EXTRACTED DATA

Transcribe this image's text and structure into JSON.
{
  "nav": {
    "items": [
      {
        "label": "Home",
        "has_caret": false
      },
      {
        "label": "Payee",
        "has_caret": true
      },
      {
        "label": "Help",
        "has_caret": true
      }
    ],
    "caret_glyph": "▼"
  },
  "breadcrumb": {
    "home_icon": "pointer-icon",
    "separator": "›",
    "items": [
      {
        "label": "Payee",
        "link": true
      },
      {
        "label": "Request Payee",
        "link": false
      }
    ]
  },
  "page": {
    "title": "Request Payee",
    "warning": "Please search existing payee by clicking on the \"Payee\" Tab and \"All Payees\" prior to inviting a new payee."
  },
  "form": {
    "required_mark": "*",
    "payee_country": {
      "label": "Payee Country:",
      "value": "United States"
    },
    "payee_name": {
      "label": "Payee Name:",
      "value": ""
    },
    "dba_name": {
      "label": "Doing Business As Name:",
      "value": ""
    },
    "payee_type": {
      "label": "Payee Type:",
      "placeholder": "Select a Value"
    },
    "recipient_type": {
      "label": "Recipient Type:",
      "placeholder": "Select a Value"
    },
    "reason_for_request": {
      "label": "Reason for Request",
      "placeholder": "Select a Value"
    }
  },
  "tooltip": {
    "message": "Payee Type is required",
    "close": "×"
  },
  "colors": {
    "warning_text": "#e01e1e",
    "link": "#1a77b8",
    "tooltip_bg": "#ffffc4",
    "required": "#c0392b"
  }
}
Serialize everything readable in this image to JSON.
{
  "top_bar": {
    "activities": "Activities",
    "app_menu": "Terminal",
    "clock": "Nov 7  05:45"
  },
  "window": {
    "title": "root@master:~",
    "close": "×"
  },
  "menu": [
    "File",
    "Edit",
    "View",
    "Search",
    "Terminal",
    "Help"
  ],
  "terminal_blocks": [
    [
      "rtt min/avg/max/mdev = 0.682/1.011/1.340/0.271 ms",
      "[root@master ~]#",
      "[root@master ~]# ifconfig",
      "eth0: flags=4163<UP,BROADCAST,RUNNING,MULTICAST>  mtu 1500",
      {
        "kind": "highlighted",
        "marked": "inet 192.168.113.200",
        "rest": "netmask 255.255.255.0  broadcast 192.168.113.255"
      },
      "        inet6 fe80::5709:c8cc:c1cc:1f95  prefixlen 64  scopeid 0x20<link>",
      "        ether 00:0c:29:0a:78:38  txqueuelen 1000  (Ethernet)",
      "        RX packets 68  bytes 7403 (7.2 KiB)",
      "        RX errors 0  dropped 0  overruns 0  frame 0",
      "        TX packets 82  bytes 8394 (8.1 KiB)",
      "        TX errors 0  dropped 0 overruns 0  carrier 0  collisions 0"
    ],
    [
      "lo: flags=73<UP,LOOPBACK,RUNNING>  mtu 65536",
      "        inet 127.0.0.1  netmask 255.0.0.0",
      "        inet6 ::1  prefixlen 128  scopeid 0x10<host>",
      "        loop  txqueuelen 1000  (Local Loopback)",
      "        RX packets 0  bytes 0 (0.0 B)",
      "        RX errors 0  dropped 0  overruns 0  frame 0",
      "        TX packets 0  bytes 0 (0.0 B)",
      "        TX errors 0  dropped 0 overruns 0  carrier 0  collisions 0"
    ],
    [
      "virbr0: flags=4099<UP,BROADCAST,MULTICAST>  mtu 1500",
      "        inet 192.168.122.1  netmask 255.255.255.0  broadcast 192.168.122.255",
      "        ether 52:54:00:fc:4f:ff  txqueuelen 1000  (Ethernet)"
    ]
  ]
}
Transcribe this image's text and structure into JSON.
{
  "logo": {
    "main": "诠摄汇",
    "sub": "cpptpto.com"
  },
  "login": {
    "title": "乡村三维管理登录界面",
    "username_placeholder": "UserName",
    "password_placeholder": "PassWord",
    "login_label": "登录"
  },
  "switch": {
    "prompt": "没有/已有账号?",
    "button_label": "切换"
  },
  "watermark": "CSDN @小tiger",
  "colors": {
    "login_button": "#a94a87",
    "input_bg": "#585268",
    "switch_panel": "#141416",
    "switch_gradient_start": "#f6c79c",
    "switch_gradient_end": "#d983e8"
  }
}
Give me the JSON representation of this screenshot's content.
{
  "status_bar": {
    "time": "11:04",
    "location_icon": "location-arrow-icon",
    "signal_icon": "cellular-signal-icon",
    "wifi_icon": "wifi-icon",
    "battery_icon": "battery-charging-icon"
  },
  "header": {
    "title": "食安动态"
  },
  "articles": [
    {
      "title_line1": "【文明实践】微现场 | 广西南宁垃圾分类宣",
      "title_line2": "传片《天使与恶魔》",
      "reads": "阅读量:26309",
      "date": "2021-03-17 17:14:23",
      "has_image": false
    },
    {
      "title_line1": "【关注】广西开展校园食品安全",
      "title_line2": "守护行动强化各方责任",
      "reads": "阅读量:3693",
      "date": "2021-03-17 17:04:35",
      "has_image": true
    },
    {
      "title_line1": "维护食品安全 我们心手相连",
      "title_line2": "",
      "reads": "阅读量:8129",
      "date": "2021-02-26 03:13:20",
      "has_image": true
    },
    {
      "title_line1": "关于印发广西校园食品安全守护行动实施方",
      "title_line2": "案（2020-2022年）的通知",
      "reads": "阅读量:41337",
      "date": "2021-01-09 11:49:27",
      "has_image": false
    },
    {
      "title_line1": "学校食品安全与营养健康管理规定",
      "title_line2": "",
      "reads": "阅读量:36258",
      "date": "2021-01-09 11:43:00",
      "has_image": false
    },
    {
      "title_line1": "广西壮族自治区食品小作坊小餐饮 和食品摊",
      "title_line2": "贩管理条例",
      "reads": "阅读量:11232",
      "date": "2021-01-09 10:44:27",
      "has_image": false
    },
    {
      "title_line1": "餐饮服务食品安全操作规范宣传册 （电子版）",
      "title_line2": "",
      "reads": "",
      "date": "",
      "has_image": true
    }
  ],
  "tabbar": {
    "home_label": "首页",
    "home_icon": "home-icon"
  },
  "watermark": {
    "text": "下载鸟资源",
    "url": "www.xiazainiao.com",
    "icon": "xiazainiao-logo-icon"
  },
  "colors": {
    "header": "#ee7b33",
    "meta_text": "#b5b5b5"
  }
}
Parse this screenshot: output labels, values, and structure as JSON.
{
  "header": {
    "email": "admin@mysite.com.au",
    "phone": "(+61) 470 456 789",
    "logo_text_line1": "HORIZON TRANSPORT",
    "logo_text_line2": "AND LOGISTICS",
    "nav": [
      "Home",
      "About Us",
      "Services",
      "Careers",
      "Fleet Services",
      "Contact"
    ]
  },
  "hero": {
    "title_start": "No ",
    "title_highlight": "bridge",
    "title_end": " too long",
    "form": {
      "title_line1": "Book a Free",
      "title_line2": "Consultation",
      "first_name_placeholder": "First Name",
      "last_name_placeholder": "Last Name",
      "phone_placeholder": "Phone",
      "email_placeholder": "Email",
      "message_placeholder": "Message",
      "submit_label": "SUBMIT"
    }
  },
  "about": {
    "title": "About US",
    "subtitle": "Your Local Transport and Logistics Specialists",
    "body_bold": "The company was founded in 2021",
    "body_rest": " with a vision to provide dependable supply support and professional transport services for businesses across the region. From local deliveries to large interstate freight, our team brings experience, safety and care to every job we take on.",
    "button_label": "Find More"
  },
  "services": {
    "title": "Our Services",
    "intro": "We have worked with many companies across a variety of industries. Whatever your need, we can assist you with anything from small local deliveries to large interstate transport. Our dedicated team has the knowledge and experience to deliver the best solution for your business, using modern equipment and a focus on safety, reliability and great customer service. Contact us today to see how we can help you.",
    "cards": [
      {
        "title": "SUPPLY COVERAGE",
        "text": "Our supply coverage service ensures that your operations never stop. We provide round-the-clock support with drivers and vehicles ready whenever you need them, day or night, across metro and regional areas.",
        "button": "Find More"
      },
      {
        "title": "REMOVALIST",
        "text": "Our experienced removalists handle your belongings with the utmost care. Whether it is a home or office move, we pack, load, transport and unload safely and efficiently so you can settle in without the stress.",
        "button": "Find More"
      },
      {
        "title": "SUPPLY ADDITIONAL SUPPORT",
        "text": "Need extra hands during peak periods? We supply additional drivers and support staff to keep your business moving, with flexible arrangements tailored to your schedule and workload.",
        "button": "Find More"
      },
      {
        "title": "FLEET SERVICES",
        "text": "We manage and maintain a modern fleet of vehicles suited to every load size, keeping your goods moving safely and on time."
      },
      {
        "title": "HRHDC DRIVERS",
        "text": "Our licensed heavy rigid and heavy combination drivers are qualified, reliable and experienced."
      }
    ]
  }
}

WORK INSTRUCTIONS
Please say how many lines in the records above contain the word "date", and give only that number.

RESPONSE FOR THIS EXERCISE
7